COACHES: HOW TO GET PLAYERS TO ACCEPT THEIR ROLES
Two words: COMMUNICATION and PRACTICE. As an old boss of mine used to tell me, communication solves everything. All too often, players are too surprised by their roles that they never get a chance to embrace them. Before the World Series began, Cubs Manager Joe Maddon pulled aside Jason Heyward, his starting right fielder, and explained to him that he was going to start someone else in the most important games of the season. What a blow to his ego that must have been, but Heyward was a professional. He accepted his role, and ended up playing his way back into the lineup for the final 4 games. In fact, he even spoke to the Cubs during the rain delay in Game 7 and preached a team-first approach to winning that game. Had that conversation not taken place ahead of time, it may not have went so well. Coaches, learn from what Joe Maddon did, and communicate with your players BEFORE their role changes. I would even take it one step further and talk to the parents as well, so that no one is surprised by the move. If you plan to cut a pitcher and someone's innings are about to increase, communicate that with everyone who it will directly involve. This helps avoid team chemistry issues, as well as unhappy players and parents.

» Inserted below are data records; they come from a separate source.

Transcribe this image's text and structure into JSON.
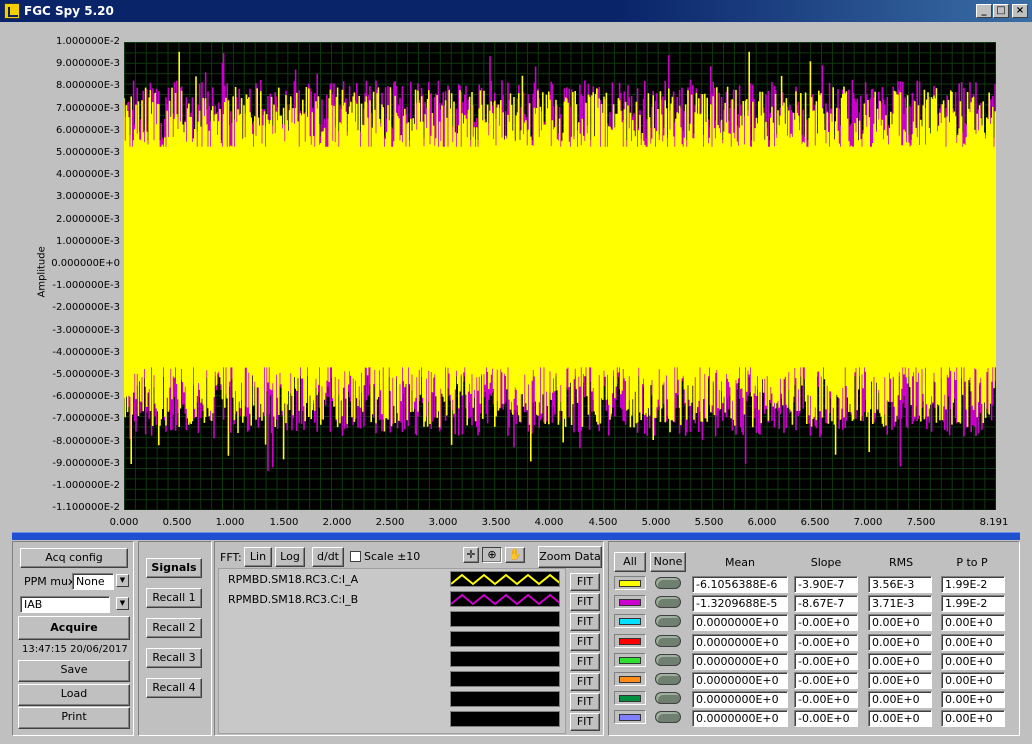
{
  "window": {
    "title": "FGC Spy 5.20"
  },
  "plot": {
    "ylabel": "Amplitude",
    "yticks": [
      "1.000000E-2",
      "9.000000E-3",
      "8.000000E-3",
      "7.000000E-3",
      "6.000000E-3",
      "5.000000E-3",
      "4.000000E-3",
      "3.000000E-3",
      "2.000000E-3",
      "1.000000E-3",
      "0.000000E+0",
      "-1.000000E-3",
      "-2.000000E-3",
      "-3.000000E-3",
      "-4.000000E-3",
      "-5.000000E-3",
      "-6.000000E-3",
      "-7.000000E-3",
      "-8.000000E-3",
      "-9.000000E-3",
      "-1.000000E-2",
      "-1.100000E-2"
    ],
    "xticks": [
      "0.000",
      "0.500",
      "1.000",
      "1.500",
      "2.000",
      "2.500",
      "3.000",
      "3.500",
      "4.000",
      "4.500",
      "5.000",
      "5.500",
      "6.000",
      "6.500",
      "7.000",
      "7.500",
      "8.191"
    ],
    "colors": {
      "background": "#000000",
      "grid": "#0f3a0f",
      "series_a": "#ffff00",
      "series_b": "#cc00cc"
    }
  },
  "chart_data": {
    "type": "line",
    "ylabel": "Amplitude",
    "xlim": [
      0.0,
      8.191
    ],
    "ylim": [
      -0.011,
      0.01
    ],
    "series": [
      {
        "name": "RPMBD.SM18.RC3.C:I_A",
        "color": "#ffff00",
        "rms": 0.00356,
        "peak_to_peak": 0.0199,
        "upper_envelope": 0.0065,
        "lower_envelope": -0.0058
      },
      {
        "name": "RPMBD.SM18.RC3.C:I_B",
        "color": "#cc00cc",
        "rms": 0.00371,
        "peak_to_peak": 0.0199,
        "upper_envelope": 0.0068,
        "lower_envelope": -0.0062
      }
    ]
  },
  "left": {
    "acq_config": "Acq config",
    "ppm_mux_label": "PPM mux",
    "ppm_mux_value": "None",
    "device_value": "IAB",
    "acquire": "Acquire",
    "timestamp": "13:47:15 20/06/2017",
    "save": "Save",
    "load": "Load",
    "print": "Print"
  },
  "recall": {
    "signals": "Signals",
    "items": [
      "Recall 1",
      "Recall 2",
      "Recall 3",
      "Recall 4"
    ]
  },
  "fft": {
    "label": "FFT:",
    "lin": "Lin",
    "log": "Log",
    "ddt": "d/dt",
    "scale": "Scale ±10",
    "zoom_data": "Zoom Data"
  },
  "signals": {
    "names": [
      "RPMBD.SM18.RC3.C:I_A",
      "RPMBD.SM18.RC3.C:I_B"
    ],
    "fit_label": "FIT"
  },
  "stats": {
    "all": "All",
    "none": "None",
    "headers": {
      "mean": "Mean",
      "slope": "Slope",
      "rms": "RMS",
      "ptop": "P to P"
    },
    "colors": [
      "#ffff00",
      "#cc00cc",
      "#00e0ff",
      "#ff0000",
      "#30e030",
      "#ff8c1a",
      "#009040",
      "#8080ff"
    ],
    "rows": [
      {
        "mean": "-6.1056388E-6",
        "slope": "-3.90E-7",
        "rms": "3.56E-3",
        "ptop": "1.99E-2"
      },
      {
        "mean": "-1.3209688E-5",
        "slope": "-8.67E-7",
        "rms": "3.71E-3",
        "ptop": "1.99E-2"
      },
      {
        "mean": "0.0000000E+0",
        "slope": "-0.00E+0",
        "rms": "0.00E+0",
        "ptop": "0.00E+0"
      },
      {
        "mean": "0.0000000E+0",
        "slope": "-0.00E+0",
        "rms": "0.00E+0",
        "ptop": "0.00E+0"
      },
      {
        "mean": "0.0000000E+0",
        "slope": "-0.00E+0",
        "rms": "0.00E+0",
        "ptop": "0.00E+0"
      },
      {
        "mean": "0.0000000E+0",
        "slope": "-0.00E+0",
        "rms": "0.00E+0",
        "ptop": "0.00E+0"
      },
      {
        "mean": "0.0000000E+0",
        "slope": "-0.00E+0",
        "rms": "0.00E+0",
        "ptop": "0.00E+0"
      },
      {
        "mean": "0.0000000E+0",
        "slope": "-0.00E+0",
        "rms": "0.00E+0",
        "ptop": "0.00E+0"
      }
    ]
  }
}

You can teach players to accept their roles by incorporating them in practice. If you have an intersquad scrimmage, for example, you can have designated pinch runners, players who play only defense, and players who only hit, if that is the role that will be expected from them later. You can give more reps on game days to the girls in the starting lineup than the girls who will have reduced roles. You can have pitchers pitch on back to back days if you want them to handle pitching in a tournament. If you plan on changing a position of one of your players, don't wait until the game to throw them over there. If we expect our players to buy into the team-first mentality, we have to communicate with them and practice that way.
As I have touched on in a few of my previous blog posts, as coaches we cannot expect our players to do anything if we haven't covered it in practice. Pete Carroll, the head coach of the Seahawks, has "Competition Wednesdays" where he turns everything into a competition to help his players have a winning mindset. After all, competition is a skill that must be practiced if we expect it out of our players when the games count. As a member of the Chicago Bandits, we had an entire day of live bunting practice, because we needed to bunt to win. The game is not the time to teach, the game is for playing. We must teach these skills in practice first.
A team-first mentality needs 3 things to work. 1. Communication. 2. Incorporating our roles at practice. And 3. Parents and players putting the ego aside. If we have these three things, teams will flourish. After all, the final two teams playing in the World Series were the best TEAMS in baseball. They accepted their roles, both big and small, to help their respective teams win.